-- Assigned task --
Reproduce the listing verbatim.

-- Material to process --
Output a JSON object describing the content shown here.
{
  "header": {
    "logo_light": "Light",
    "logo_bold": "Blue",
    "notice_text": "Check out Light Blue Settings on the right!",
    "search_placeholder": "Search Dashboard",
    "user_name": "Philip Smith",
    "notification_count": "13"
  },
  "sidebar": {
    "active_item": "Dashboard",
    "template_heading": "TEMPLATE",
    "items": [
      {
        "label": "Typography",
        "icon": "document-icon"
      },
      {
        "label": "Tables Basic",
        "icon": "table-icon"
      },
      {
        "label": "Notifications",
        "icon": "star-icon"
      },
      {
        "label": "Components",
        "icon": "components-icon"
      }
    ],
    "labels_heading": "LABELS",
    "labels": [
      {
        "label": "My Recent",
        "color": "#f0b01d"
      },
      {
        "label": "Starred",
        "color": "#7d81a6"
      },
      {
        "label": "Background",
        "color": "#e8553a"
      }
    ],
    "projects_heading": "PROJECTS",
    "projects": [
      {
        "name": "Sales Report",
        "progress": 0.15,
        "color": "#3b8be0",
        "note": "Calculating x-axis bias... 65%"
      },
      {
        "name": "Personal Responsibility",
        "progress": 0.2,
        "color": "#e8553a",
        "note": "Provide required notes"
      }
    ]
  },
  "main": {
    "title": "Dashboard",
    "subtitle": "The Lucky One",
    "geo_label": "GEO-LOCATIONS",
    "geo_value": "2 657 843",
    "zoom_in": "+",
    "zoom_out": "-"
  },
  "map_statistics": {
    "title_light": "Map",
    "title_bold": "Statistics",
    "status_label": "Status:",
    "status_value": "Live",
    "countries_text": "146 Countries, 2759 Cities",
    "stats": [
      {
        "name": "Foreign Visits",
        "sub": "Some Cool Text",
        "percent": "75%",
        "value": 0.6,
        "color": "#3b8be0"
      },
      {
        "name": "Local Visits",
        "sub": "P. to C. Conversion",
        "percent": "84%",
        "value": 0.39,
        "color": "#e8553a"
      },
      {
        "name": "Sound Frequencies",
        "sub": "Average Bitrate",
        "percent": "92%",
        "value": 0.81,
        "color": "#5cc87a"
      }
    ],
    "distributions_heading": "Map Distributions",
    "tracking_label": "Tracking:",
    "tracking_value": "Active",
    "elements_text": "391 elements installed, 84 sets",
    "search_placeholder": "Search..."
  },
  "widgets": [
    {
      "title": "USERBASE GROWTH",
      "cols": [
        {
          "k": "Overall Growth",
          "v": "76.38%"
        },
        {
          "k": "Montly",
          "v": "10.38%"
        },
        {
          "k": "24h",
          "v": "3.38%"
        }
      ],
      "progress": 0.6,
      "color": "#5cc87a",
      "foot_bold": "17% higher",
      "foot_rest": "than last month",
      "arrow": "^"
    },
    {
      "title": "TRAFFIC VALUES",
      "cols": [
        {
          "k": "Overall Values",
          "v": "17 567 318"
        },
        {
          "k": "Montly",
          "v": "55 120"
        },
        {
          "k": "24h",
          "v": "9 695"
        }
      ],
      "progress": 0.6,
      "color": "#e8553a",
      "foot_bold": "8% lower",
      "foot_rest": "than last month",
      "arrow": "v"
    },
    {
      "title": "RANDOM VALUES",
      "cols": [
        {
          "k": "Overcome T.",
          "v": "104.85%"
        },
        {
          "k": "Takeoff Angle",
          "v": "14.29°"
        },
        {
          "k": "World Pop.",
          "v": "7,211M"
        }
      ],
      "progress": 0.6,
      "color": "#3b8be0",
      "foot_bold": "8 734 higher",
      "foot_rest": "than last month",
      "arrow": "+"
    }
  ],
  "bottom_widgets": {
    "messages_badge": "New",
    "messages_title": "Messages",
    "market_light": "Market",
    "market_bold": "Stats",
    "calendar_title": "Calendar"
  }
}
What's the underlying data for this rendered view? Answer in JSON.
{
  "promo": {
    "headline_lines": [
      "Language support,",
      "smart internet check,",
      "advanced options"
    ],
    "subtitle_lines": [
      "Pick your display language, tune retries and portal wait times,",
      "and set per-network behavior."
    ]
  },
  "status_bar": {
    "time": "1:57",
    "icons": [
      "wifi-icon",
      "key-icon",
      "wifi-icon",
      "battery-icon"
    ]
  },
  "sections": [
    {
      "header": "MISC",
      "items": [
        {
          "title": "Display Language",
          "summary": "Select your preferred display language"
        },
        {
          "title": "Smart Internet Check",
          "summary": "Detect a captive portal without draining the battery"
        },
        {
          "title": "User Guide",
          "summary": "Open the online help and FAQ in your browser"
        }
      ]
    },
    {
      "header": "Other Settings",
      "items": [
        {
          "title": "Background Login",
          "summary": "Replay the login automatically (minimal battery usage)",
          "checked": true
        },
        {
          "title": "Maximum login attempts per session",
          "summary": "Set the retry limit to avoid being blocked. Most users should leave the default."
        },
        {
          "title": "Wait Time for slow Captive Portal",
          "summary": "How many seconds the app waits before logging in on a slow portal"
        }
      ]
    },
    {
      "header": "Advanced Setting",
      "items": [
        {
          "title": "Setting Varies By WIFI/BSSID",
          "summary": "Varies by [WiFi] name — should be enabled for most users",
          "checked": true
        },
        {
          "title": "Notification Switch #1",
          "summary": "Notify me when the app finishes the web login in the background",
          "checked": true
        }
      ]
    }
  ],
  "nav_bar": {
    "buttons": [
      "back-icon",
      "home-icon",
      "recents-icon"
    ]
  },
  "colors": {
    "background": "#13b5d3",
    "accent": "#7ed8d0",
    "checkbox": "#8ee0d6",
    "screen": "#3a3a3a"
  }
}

-- Finished exercise --
Output a JSON object describing the content shown here.
{
  "header": {
    "logo_light": "Light",
    "logo_bold": "Blue",
    "notice_text": "Check out Light Blue Settings on the right!",
    "search_placeholder": "Search Dashboard",
    "user_name": "Philip Smith",
    "notification_count": "13"
  },
  "sidebar": {
    "active_item": "Dashboard",
    "template_heading": "TEMPLATE",
    "items": [
      {
        "label": "Typography",
        "icon": "document-icon"
      },
      {
        "label": "Tables Basic",
        "icon": "table-icon"
      },
      {
        "label": "Notifications",
        "icon": "star-icon"
      },
      {
        "label": "Components",
        "icon": "components-icon"
      }
    ],
    "labels_heading": "LABELS",
    "labels": [
      {
        "label": "My Recent",
        "color": "#f0b01d"
      },
      {
        "label": "Starred",
        "color": "#7d81a6"
      },
      {
        "label": "Background",
        "color": "#e8553a"
      }
    ],
    "projects_heading": "PROJECTS",
    "projects": [
      {
        "name": "Sales Report",
        "progress": 0.15,
        "color": "#3b8be0",
        "note": "Calculating x-axis bias... 65%"
      },
      {
        "name": "Personal Responsibility",
        "progress": 0.2,
        "color": "#e8553a",
        "note": "Provide required notes"
      }
    ]
  },
  "main": {
    "title": "Dashboard",
    "subtitle": "The Lucky One",
    "geo_label": "GEO-LOCATIONS",
    "geo_value": "2 657 843",
    "zoom_in": "+",
    "zoom_out": "-"
  },
  "map_statistics": {
    "title_light": "Map",
    "title_bold": "Statistics",
    "status_label": "Status:",
    "status_value": "Live",
    "countries_text": "146 Countries, 2759 Cities",
    "stats": [
      {
        "name": "Foreign Visits",
        "sub": "Some Cool Text",
        "percent": "75%",
        "value": 0.6,
        "color": "#3b8be0"
      },
      {
        "name": "Local Visits",
        "sub": "P. to C. Conversion",
        "percent": "84%",
        "value": 0.39,
        "color": "#e8553a"
      },
      {
        "name": "Sound Frequencies",
        "sub": "Average Bitrate",
        "percent": "92%",
        "value": 0.81,
        "color": "#5cc87a"
      }
    ],
    "distributions_heading": "Map Distributions",
    "tracking_label": "Tracking:",
    "tracking_value": "Active",
    "elements_text": "391 elements installed, 84 sets",
    "search_placeholder": "Search..."
  },
  "widgets": [
    {
      "title": "USERBASE GROWTH",
      "cols": [
        {
          "k": "Overall Growth",
          "v": "76.38%"
        },
        {
          "k": "Montly",
          "v": "10.38%"
        },
        {
          "k": "24h",
          "v": "3.38%"
        }
      ],
      "progress": 0.6,
      "color": "#5cc87a",
      "foot_bold": "17% higher",
      "foot_rest": "than last month",
      "arrow": "^"
    },
    {
      "title": "TRAFFIC VALUES",
      "cols": [
        {
          "k": "Overall Values",
          "v": "17 567 318"
        },
        {
          "k": "Montly",
          "v": "55 120"
        },
        {
          "k": "24h",
          "v": "9 695"
        }
      ],
      "progress": 0.6,
      "color": "#e8553a",
      "foot_bold": "8% lower",
      "foot_rest": "than last month",
      "arrow": "v"
    },
    {
      "title": "RANDOM VALUES",
      "cols": [
        {
          "k": "Overcome T.",
          "v": "104.85%"
        },
        {
          "k": "Takeoff Angle",
          "v": "14.29°"
        },
        {
          "k": "World Pop.",
          "v": "7,211M"
        }
      ],
      "progress": 0.6,
      "color": "#3b8be0",
      "foot_bold": "8 734 higher",
      "foot_rest": "than last month",
      "arrow": "+"
    }
  ],
  "bottom_widgets": {
    "messages_badge": "New",
    "messages_title": "Messages",
    "market_light": "Market",
    "market_bold": "Stats",
    "calendar_title": "Calendar"
  }
}
What's the underlying data for this rendered view? Answer in JSON.
{
  "promo": {
    "headline_lines": [
      "Language support,",
      "smart internet check,",
      "advanced options"
    ],
    "subtitle_lines": [
      "Pick your display language, tune retries and portal wait times,",
      "and set per-network behavior."
    ]
  },
  "status_bar": {
    "time": "1:57",
    "icons": [
      "wifi-icon",
      "key-icon",
      "wifi-icon",
      "battery-icon"
    ]
  },
  "sections": [
    {
      "header": "MISC",
      "items": [
        {
          "title": "Display Language",
          "summary": "Select your preferred display language"
        },
        {
          "title": "Smart Internet Check",
          "summary": "Detect a captive portal without draining the battery"
        },
        {
          "title": "User Guide",
          "summary": "Open the online help and FAQ in your browser"
        }
      ]
    },
    {
      "header": "Other Settings",
      "items": [
        {
          "title": "Background Login",
          "summary": "Replay the login automatically (minimal battery usage)",
          "checked": true
        },
        {
          "title": "Maximum login attempts per session",
          "summary": "Set the retry limit to avoid being blocked. Most users should leave the default."
        },
        {
          "title": "Wait Time for slow Captive Portal",
          "summary": "How many seconds the app waits before logging in on a slow portal"
        }
      ]
    },
    {
      "header": "Advanced Setting",
      "items": [
        {
          "title": "Setting Varies By WIFI/BSSID",
          "summary": "Varies by [WiFi] name — should be enabled for most users",
          "checked": true
        },
        {
          "title": "Notification Switch #1",
          "summary": "Notify me when the app finishes the web login in the background",
          "checked": true
        }
      ]
    }
  ],
  "nav_bar": {
    "buttons": [
      "back-icon",
      "home-icon",
      "recents-icon"
    ]
  },
  "colors": {
    "background": "#13b5d3",
    "accent": "#7ed8d0",
    "checkbox": "#8ee0d6",
    "screen": "#3a3a3a"
  }
}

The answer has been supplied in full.